→ **WHAT YOU NEED TO DO**:
Repeat the records. Leave nothing out.

→ **DATA TO PROCESS**:
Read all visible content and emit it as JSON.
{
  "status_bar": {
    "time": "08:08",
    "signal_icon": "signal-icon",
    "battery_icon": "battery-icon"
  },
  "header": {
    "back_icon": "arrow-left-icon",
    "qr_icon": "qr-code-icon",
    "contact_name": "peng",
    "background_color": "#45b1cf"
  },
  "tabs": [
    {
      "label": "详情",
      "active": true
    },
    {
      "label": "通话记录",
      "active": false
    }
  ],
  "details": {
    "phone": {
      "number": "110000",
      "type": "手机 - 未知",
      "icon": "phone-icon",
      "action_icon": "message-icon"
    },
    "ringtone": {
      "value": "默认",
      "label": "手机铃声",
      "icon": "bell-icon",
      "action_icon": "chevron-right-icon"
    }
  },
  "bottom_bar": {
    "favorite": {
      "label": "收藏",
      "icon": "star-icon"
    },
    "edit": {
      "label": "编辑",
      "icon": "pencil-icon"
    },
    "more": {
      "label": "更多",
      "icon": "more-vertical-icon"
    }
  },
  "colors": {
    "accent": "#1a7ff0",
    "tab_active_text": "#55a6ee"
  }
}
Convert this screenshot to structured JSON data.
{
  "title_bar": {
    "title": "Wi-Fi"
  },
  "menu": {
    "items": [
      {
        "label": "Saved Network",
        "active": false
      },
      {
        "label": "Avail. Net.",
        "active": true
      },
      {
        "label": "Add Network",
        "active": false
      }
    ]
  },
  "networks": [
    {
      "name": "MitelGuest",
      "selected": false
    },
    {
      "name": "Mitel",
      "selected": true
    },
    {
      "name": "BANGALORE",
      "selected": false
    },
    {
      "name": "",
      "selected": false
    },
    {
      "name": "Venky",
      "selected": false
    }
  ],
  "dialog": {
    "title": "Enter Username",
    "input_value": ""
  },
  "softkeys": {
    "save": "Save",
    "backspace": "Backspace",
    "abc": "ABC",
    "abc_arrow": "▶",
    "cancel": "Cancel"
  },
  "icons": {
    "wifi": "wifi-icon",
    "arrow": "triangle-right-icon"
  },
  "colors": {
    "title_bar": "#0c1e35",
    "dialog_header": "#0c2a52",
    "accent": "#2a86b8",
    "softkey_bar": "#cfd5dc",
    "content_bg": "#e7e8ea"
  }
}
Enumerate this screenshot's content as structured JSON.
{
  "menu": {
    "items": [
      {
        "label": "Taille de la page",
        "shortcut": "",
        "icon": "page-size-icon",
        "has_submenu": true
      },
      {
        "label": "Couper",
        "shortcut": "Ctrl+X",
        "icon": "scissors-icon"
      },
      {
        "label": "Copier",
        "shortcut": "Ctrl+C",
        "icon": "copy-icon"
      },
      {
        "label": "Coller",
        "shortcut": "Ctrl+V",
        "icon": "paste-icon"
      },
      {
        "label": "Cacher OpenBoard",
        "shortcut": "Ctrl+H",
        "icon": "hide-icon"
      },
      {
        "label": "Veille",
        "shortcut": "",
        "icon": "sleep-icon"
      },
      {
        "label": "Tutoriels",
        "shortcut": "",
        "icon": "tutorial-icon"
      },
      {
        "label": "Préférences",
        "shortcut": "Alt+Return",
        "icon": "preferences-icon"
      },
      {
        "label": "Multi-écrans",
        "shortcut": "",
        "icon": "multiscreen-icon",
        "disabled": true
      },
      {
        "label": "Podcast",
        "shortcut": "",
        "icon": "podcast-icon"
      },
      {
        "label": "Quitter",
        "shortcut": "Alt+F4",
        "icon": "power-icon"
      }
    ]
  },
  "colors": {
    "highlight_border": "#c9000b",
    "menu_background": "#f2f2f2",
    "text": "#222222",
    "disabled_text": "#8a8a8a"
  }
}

→ **RESULT BELOW**:
Read all visible content and emit it as JSON.
{
  "status_bar": {
    "time": "08:08",
    "signal_icon": "signal-icon",
    "battery_icon": "battery-icon"
  },
  "header": {
    "back_icon": "arrow-left-icon",
    "qr_icon": "qr-code-icon",
    "contact_name": "peng",
    "background_color": "#45b1cf"
  },
  "tabs": [
    {
      "label": "详情",
      "active": true
    },
    {
      "label": "通话记录",
      "active": false
    }
  ],
  "details": {
    "phone": {
      "number": "110000",
      "type": "手机 - 未知",
      "icon": "phone-icon",
      "action_icon": "message-icon"
    },
    "ringtone": {
      "value": "默认",
      "label": "手机铃声",
      "icon": "bell-icon",
      "action_icon": "chevron-right-icon"
    }
  },
  "bottom_bar": {
    "favorite": {
      "label": "收藏",
      "icon": "star-icon"
    },
    "edit": {
      "label": "编辑",
      "icon": "pencil-icon"
    },
    "more": {
      "label": "更多",
      "icon": "more-vertical-icon"
    }
  },
  "colors": {
    "accent": "#1a7ff0",
    "tab_active_text": "#55a6ee"
  }
}
Convert this screenshot to structured JSON data.
{
  "title_bar": {
    "title": "Wi-Fi"
  },
  "menu": {
    "items": [
      {
        "label": "Saved Network",
        "active": false
      },
      {
        "label": "Avail. Net.",
        "active": true
      },
      {
        "label": "Add Network",
        "active": false
      }
    ]
  },
  "networks": [
    {
      "name": "MitelGuest",
      "selected": false
    },
    {
      "name": "Mitel",
      "selected": true
    },
    {
      "name": "BANGALORE",
      "selected": false
    },
    {
      "name": "",
      "selected": false
    },
    {
      "name": "Venky",
      "selected": false
    }
  ],
  "dialog": {
    "title": "Enter Username",
    "input_value": ""
  },
  "softkeys": {
    "save": "Save",
    "backspace": "Backspace",
    "abc": "ABC",
    "abc_arrow": "▶",
    "cancel": "Cancel"
  },
  "icons": {
    "wifi": "wifi-icon",
    "arrow": "triangle-right-icon"
  },
  "colors": {
    "title_bar": "#0c1e35",
    "dialog_header": "#0c2a52",
    "accent": "#2a86b8",
    "softkey_bar": "#cfd5dc",
    "content_bg": "#e7e8ea"
  }
}
Enumerate this screenshot's content as structured JSON.
{
  "menu": {
    "items": [
      {
        "label": "Taille de la page",
        "shortcut": "",
        "icon": "page-size-icon",
        "has_submenu": true
      },
      {
        "label": "Couper",
        "shortcut": "Ctrl+X",
        "icon": "scissors-icon"
      },
      {
        "label": "Copier",
        "shortcut": "Ctrl+C",
        "icon": "copy-icon"
      },
      {
        "label": "Coller",
        "shortcut": "Ctrl+V",
        "icon": "paste-icon"
      },
      {
        "label": "Cacher OpenBoard",
        "shortcut": "Ctrl+H",
        "icon": "hide-icon"
      },
      {
        "label": "Veille",
        "shortcut": "",
        "icon": "sleep-icon"
      },
      {
        "label": "Tutoriels",
        "shortcut": "",
        "icon": "tutorial-icon"
      },
      {
        "label": "Préférences",
        "shortcut": "Alt+Return",
        "icon": "preferences-icon"
      },
      {
        "label": "Multi-écrans",
        "shortcut": "",
        "icon": "multiscreen-icon",
        "disabled": true
      },
      {
        "label": "Podcast",
        "shortcut": "",
        "icon": "podcast-icon"
      },
      {
        "label": "Quitter",
        "shortcut": "Alt+F4",
        "icon": "power-icon"
      }
    ]
  },
  "colors": {
    "highlight_border": "#c9000b",
    "menu_background": "#f2f2f2",
    "text": "#222222",
    "disabled_text": "#8a8a8a"
  }
}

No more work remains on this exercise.